ASSIGNMENT:
Every record must appear in your reply exactly as written.

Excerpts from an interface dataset
****************************************
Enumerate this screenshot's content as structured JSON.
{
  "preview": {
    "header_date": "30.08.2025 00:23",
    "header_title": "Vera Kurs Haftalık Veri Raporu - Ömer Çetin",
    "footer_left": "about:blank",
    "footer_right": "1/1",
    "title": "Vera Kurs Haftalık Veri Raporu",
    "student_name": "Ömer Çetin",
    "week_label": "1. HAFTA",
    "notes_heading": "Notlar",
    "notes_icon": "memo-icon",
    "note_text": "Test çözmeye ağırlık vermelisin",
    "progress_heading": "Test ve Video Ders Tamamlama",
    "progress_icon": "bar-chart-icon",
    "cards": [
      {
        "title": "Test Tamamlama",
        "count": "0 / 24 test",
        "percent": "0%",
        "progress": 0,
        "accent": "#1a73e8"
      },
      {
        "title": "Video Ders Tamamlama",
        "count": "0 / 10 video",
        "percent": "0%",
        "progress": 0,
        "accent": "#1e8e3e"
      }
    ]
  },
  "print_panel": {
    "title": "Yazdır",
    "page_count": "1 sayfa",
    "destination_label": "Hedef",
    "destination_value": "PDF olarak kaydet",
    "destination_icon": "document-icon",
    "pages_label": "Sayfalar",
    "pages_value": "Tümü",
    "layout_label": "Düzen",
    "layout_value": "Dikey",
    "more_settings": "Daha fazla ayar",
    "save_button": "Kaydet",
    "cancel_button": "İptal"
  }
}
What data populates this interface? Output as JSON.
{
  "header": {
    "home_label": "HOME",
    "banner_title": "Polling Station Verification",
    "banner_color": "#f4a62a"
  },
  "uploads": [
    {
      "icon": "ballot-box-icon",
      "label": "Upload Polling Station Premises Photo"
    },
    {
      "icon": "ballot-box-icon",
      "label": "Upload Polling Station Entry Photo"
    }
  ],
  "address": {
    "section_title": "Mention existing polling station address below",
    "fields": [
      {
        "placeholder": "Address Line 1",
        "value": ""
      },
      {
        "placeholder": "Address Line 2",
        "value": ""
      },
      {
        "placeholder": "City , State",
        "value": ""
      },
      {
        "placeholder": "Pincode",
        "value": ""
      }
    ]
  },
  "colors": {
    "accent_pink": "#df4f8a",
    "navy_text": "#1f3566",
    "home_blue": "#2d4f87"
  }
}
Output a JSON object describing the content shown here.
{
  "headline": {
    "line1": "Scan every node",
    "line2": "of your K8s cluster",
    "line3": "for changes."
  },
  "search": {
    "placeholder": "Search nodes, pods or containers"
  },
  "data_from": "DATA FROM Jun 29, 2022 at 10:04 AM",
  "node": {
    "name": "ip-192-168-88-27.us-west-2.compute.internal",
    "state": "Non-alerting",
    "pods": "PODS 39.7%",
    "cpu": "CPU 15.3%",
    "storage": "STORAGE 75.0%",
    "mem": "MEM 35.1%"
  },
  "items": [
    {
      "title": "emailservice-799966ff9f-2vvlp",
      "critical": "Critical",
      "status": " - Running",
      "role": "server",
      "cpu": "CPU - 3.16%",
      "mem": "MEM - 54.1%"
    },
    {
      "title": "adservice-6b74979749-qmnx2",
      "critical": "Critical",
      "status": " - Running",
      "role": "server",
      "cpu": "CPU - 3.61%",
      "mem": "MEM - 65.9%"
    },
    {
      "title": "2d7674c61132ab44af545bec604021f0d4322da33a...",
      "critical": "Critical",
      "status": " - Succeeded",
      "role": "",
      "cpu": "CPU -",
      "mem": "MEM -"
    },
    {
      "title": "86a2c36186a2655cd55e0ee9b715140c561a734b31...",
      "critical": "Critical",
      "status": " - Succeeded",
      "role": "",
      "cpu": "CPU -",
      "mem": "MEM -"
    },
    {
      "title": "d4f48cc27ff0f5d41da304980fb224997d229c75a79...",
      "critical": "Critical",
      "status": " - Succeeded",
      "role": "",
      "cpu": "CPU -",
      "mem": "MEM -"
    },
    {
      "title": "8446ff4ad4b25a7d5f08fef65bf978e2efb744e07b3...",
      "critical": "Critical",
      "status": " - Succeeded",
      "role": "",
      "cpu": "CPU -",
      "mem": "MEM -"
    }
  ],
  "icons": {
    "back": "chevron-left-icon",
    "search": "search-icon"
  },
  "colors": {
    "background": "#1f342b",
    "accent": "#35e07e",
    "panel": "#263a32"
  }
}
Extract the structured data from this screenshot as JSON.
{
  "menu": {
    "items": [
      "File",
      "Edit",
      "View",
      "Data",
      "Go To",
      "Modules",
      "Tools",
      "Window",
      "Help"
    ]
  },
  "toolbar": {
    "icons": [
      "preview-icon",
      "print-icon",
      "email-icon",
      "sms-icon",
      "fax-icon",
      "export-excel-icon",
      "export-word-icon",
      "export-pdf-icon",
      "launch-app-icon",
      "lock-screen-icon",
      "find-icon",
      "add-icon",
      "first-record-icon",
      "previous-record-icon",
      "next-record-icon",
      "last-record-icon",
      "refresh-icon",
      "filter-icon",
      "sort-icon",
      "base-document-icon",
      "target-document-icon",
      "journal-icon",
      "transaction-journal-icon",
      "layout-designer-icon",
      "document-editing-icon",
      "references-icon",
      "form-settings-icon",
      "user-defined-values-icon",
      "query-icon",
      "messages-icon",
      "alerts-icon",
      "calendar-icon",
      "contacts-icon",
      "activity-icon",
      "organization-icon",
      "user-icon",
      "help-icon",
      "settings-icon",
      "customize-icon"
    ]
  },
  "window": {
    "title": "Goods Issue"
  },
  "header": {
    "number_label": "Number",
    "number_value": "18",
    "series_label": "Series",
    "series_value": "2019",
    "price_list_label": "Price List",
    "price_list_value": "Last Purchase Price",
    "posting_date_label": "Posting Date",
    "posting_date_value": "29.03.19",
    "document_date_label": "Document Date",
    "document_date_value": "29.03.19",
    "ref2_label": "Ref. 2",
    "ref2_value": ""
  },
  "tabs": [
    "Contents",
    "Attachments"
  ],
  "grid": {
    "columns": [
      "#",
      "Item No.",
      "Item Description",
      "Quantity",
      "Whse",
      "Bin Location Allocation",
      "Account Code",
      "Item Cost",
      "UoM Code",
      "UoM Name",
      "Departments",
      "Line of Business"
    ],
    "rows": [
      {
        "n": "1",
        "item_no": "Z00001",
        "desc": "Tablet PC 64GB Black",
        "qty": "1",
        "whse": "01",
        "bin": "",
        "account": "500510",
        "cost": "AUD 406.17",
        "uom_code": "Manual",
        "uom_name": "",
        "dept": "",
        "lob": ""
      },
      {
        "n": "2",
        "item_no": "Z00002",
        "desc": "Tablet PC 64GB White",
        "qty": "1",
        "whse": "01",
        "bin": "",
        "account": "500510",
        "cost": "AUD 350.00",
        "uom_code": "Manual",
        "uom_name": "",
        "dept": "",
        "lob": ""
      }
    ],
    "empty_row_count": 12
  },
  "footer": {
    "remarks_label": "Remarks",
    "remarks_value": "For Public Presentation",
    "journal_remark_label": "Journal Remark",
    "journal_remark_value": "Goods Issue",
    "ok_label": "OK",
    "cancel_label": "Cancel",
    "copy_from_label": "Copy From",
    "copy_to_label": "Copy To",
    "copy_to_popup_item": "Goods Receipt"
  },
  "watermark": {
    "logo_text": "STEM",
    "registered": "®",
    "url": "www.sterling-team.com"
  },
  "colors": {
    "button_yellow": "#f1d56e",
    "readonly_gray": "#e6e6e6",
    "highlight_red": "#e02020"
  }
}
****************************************
FINISHED EXERCISE:
Enumerate this screenshot's content as structured JSON.
{
  "preview": {
    "header_date": "30.08.2025 00:23",
    "header_title": "Vera Kurs Haftalık Veri Raporu - Ömer Çetin",
    "footer_left": "about:blank",
    "footer_right": "1/1",
    "title": "Vera Kurs Haftalık Veri Raporu",
    "student_name": "Ömer Çetin",
    "week_label": "1. HAFTA",
    "notes_heading": "Notlar",
    "notes_icon": "memo-icon",
    "note_text": "Test çözmeye ağırlık vermelisin",
    "progress_heading": "Test ve Video Ders Tamamlama",
    "progress_icon": "bar-chart-icon",
    "cards": [
      {
        "title": "Test Tamamlama",
        "count": "0 / 24 test",
        "percent": "0%",
        "progress": 0,
        "accent": "#1a73e8"
      },
      {
        "title": "Video Ders Tamamlama",
        "count": "0 / 10 video",
        "percent": "0%",
        "progress": 0,
        "accent": "#1e8e3e"
      }
    ]
  },
  "print_panel": {
    "title": "Yazdır",
    "page_count": "1 sayfa",
    "destination_label": "Hedef",
    "destination_value": "PDF olarak kaydet",
    "destination_icon": "document-icon",
    "pages_label": "Sayfalar",
    "pages_value": "Tümü",
    "layout_label": "Düzen",
    "layout_value": "Dikey",
    "more_settings": "Daha fazla ayar",
    "save_button": "Kaydet",
    "cancel_button": "İptal"
  }
}
What data populates this interface? Output as JSON.
{
  "header": {
    "home_label": "HOME",
    "banner_title": "Polling Station Verification",
    "banner_color": "#f4a62a"
  },
  "uploads": [
    {
      "icon": "ballot-box-icon",
      "label": "Upload Polling Station Premises Photo"
    },
    {
      "icon": "ballot-box-icon",
      "label": "Upload Polling Station Entry Photo"
    }
  ],
  "address": {
    "section_title": "Mention existing polling station address below",
    "fields": [
      {
        "placeholder": "Address Line 1",
        "value": ""
      },
      {
        "placeholder": "Address Line 2",
        "value": ""
      },
      {
        "placeholder": "City , State",
        "value": ""
      },
      {
        "placeholder": "Pincode",
        "value": ""
      }
    ]
  },
  "colors": {
    "accent_pink": "#df4f8a",
    "navy_text": "#1f3566",
    "home_blue": "#2d4f87"
  }
}
Output a JSON object describing the content shown here.
{
  "headline": {
    "line1": "Scan every node",
    "line2": "of your K8s cluster",
    "line3": "for changes."
  },
  "search": {
    "placeholder": "Search nodes, pods or containers"
  },
  "data_from": "DATA FROM Jun 29, 2022 at 10:04 AM",
  "node": {
    "name": "ip-192-168-88-27.us-west-2.compute.internal",
    "state": "Non-alerting",
    "pods": "PODS 39.7%",
    "cpu": "CPU 15.3%",
    "storage": "STORAGE 75.0%",
    "mem": "MEM 35.1%"
  },
  "items": [
    {
      "title": "emailservice-799966ff9f-2vvlp",
      "critical": "Critical",
      "status": " - Running",
      "role": "server",
      "cpu": "CPU - 3.16%",
      "mem": "MEM - 54.1%"
    },
    {
      "title": "adservice-6b74979749-qmnx2",
      "critical": "Critical",
      "status": " - Running",
      "role": "server",
      "cpu": "CPU - 3.61%",
      "mem": "MEM - 65.9%"
    },
    {
      "title": "2d7674c61132ab44af545bec604021f0d4322da33a...",
      "critical": "Critical",
      "status": " - Succeeded",
      "role": "",
      "cpu": "CPU -",
      "mem": "MEM -"
    },
    {
      "title": "86a2c36186a2655cd55e0ee9b715140c561a734b31...",
      "critical": "Critical",
      "status": " - Succeeded",
      "role": "",
      "cpu": "CPU -",
      "mem": "MEM -"
    },
    {
      "title": "d4f48cc27ff0f5d41da304980fb224997d229c75a79...",
      "critical": "Critical",
      "status": " - Succeeded",
      "role": "",
      "cpu": "CPU -",
      "mem": "MEM -"
    },
    {
      "title": "8446ff4ad4b25a7d5f08fef65bf978e2efb744e07b3...",
      "critical": "Critical",
      "status": " - Succeeded",
      "role": "",
      "cpu": "CPU -",
      "mem": "MEM -"
    }
  ],
  "icons": {
    "back": "chevron-left-icon",
    "search": "search-icon"
  },
  "colors": {
    "background": "#1f342b",
    "accent": "#35e07e",
    "panel": "#263a32"
  }
}
Extract the structured data from this screenshot as JSON.
{
  "menu": {
    "items": [
      "File",
      "Edit",
      "View",
      "Data",
      "Go To",
      "Modules",
      "Tools",
      "Window",
      "Help"
    ]
  },
  "toolbar": {
    "icons": [
      "preview-icon",
      "print-icon",
      "email-icon",
      "sms-icon",
      "fax-icon",
      "export-excel-icon",
      "export-word-icon",
      "export-pdf-icon",
      "launch-app-icon",
      "lock-screen-icon",
      "find-icon",
      "add-icon",
      "first-record-icon",
      "previous-record-icon",
      "next-record-icon",
      "last-record-icon",
      "refresh-icon",
      "filter-icon",
      "sort-icon",
      "base-document-icon",
      "target-document-icon",
      "journal-icon",
      "transaction-journal-icon",
      "layout-designer-icon",
      "document-editing-icon",
      "references-icon",
      "form-settings-icon",
      "user-defined-values-icon",
      "query-icon",
      "messages-icon",
      "alerts-icon",
      "calendar-icon",
      "contacts-icon",
      "activity-icon",
      "organization-icon",
      "user-icon",
      "help-icon",
      "settings-icon",
      "customize-icon"
    ]
  },
  "window": {
    "title": "Goods Issue"
  },
  "header": {
    "number_label": "Number",
    "number_value": "18",
    "series_label": "Series",
    "series_value": "2019",
    "price_list_label": "Price List",
    "price_list_value": "Last Purchase Price",
    "posting_date_label": "Posting Date",
    "posting_date_value": "29.03.19",
    "document_date_label": "Document Date",
    "document_date_value": "29.03.19",
    "ref2_label": "Ref. 2",
    "ref2_value": ""
  },
  "tabs": [
    "Contents",
    "Attachments"
  ],
  "grid": {
    "columns": [
      "#",
      "Item No.",
      "Item Description",
      "Quantity",
      "Whse",
      "Bin Location Allocation",
      "Account Code",
      "Item Cost",
      "UoM Code",
      "UoM Name",
      "Departments",
      "Line of Business"
    ],
    "rows": [
      {
        "n": "1",
        "item_no": "Z00001",
        "desc": "Tablet PC 64GB Black",
        "qty": "1",
        "whse": "01",
        "bin": "",
        "account": "500510",
        "cost": "AUD 406.17",
        "uom_code": "Manual",
        "uom_name": "",
        "dept": "",
        "lob": ""
      },
      {
        "n": "2",
        "item_no": "Z00002",
        "desc": "Tablet PC 64GB White",
        "qty": "1",
        "whse": "01",
        "bin": "",
        "account": "500510",
        "cost": "AUD 350.00",
        "uom_code": "Manual",
        "uom_name": "",
        "dept": "",
        "lob": ""
      }
    ],
    "empty_row_count": 12
  },
  "footer": {
    "remarks_label": "Remarks",
    "remarks_value": "For Public Presentation",
    "journal_remark_label": "Journal Remark",
    "journal_remark_value": "Goods Issue",
    "ok_label": "OK",
    "cancel_label": "Cancel",
    "copy_from_label": "Copy From",
    "copy_to_label": "Copy To",
    "copy_to_popup_item": "Goods Receipt"
  },
  "watermark": {
    "logo_text": "STEM",
    "registered": "®",
    "url": "www.sterling-team.com"
  },
  "colors": {
    "button_yellow": "#f1d56e",
    "readonly_gray": "#e6e6e6",
    "highlight_red": "#e02020"
  }
}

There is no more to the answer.